What is required: Among the entries that follow, how many lines contain the string "this"? Answer with that number only.

Interface dataset entries:
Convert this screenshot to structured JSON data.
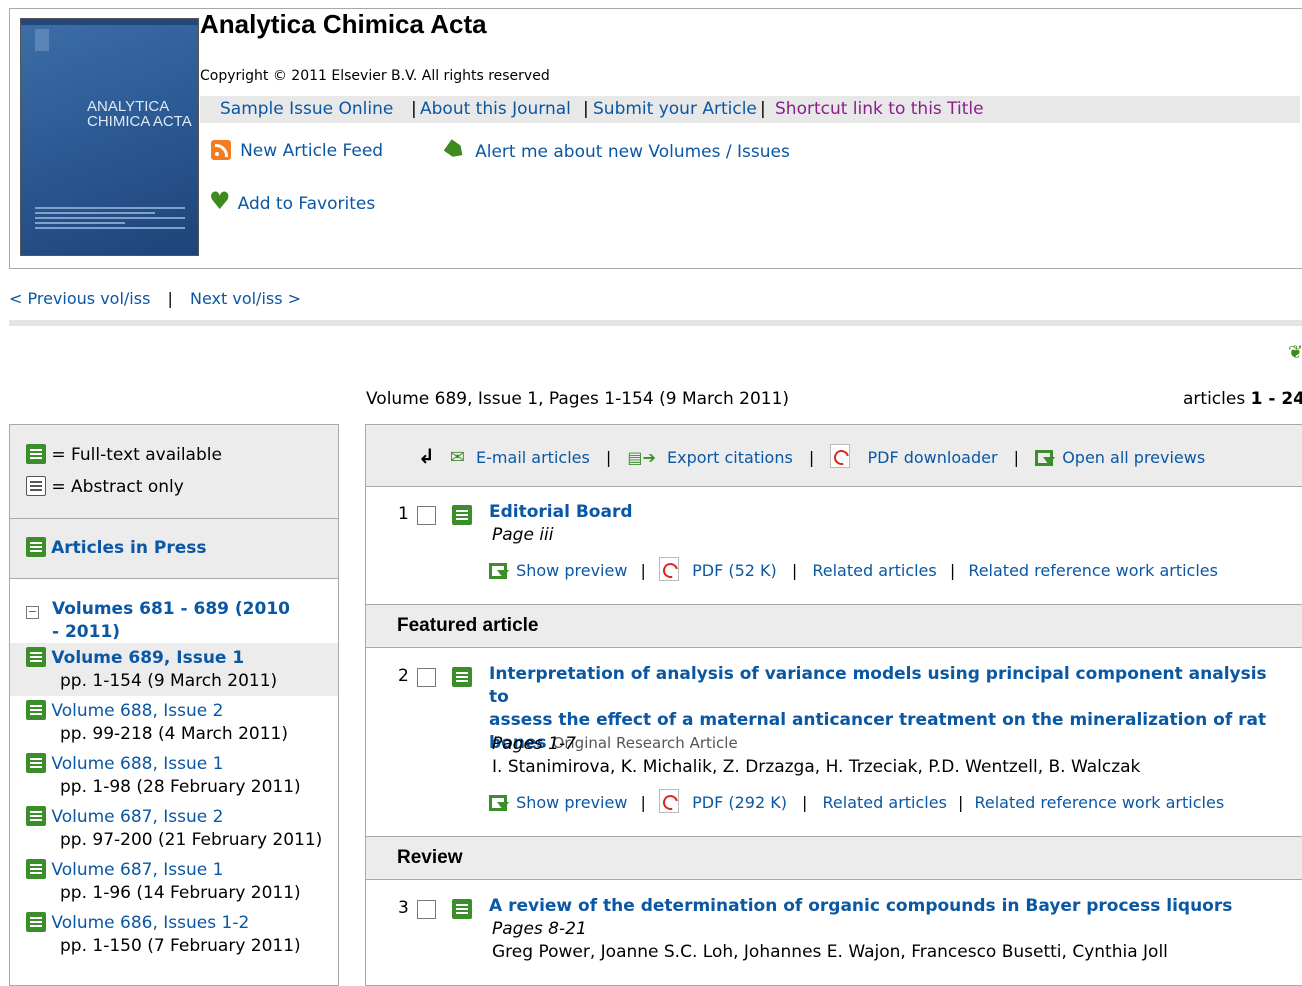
{
  "journal": {
    "title": "Analytica Chimica Acta",
    "copyright": "Copyright © 2011 Elsevier B.V. All rights reserved",
    "cover_title_line1": "ANALYTICA",
    "cover_title_line2": "CHIMICA ACTA",
    "links": [
      "Sample Issue Online",
      "About this Journal",
      "Submit your Article",
      "Shortcut link to this Title"
    ],
    "feed_label": "New Article Feed",
    "alert_label": "Alert me about new Volumes / Issues",
    "favorites_label": "Add to Favorites"
  },
  "nav": {
    "previous": "< Previous vol/iss",
    "separator": "|",
    "next": "Next vol/iss >"
  },
  "issue": {
    "info": "Volume 689, Issue 1, Pages 1-154 (9 March 2011)",
    "count_prefix": "articles ",
    "count_range": "1 - 24"
  },
  "sidebar": {
    "legend_full": "= Full-text available",
    "legend_abstract": "= Abstract only",
    "articles_in_press": "Articles in Press",
    "volume_group": "Volumes 681 - 689 (2010 - 2011)",
    "volumes": [
      {
        "label": "Volume 689, Issue 1",
        "pages": "pp. 1-154 (9 March 2011)"
      },
      {
        "label": "Volume 688, Issue 2",
        "pages": "pp. 99-218 (4 March 2011)"
      },
      {
        "label": "Volume 688, Issue 1",
        "pages": "pp. 1-98 (28 February 2011)"
      },
      {
        "label": "Volume 687, Issue 2",
        "pages": "pp. 97-200 (21 February 2011)"
      },
      {
        "label": "Volume 687, Issue 1",
        "pages": "pp. 1-96 (14 February 2011)"
      },
      {
        "label": "Volume 686, Issues 1-2",
        "pages": "pp. 1-150 (7 February 2011)"
      }
    ]
  },
  "toolbar": {
    "email": "E-mail articles",
    "export": "Export citations",
    "pdf_downloader": "PDF downloader",
    "open_previews": "Open all previews",
    "sep": "|"
  },
  "articles": [
    {
      "num": "1",
      "title": "Editorial Board",
      "pages": "Page iii",
      "show_preview": "Show preview",
      "pdf": "PDF (52 K)",
      "related": "Related articles",
      "related_ref": "Related reference work articles"
    },
    {
      "num": "2",
      "title_l1": "Interpretation of analysis of variance models using principal component analysis to",
      "title_l2": "assess the effect of a maternal anticancer treatment on the mineralization of rat",
      "title_l3": "bones",
      "type": "Original Research Article",
      "pages": "Pages 1-7",
      "authors": "I. Stanimirova, K. Michalik, Z. Drzazga, H. Trzeciak, P.D. Wentzell, B. Walczak",
      "show_preview": "Show preview",
      "pdf": "PDF (292 K)",
      "related": "Related articles",
      "related_ref": "Related reference work articles"
    },
    {
      "num": "3",
      "title": "A review of the determination of organic compounds in Bayer process liquors",
      "pages": "Pages 8-21",
      "authors": "Greg Power, Joanne S.C. Loh, Johannes E. Wajon, Francesco Busetti, Cynthia Joll"
    }
  ],
  "sections": {
    "featured": "Featured article",
    "review": "Review"
  }
}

Solution to the problem: 3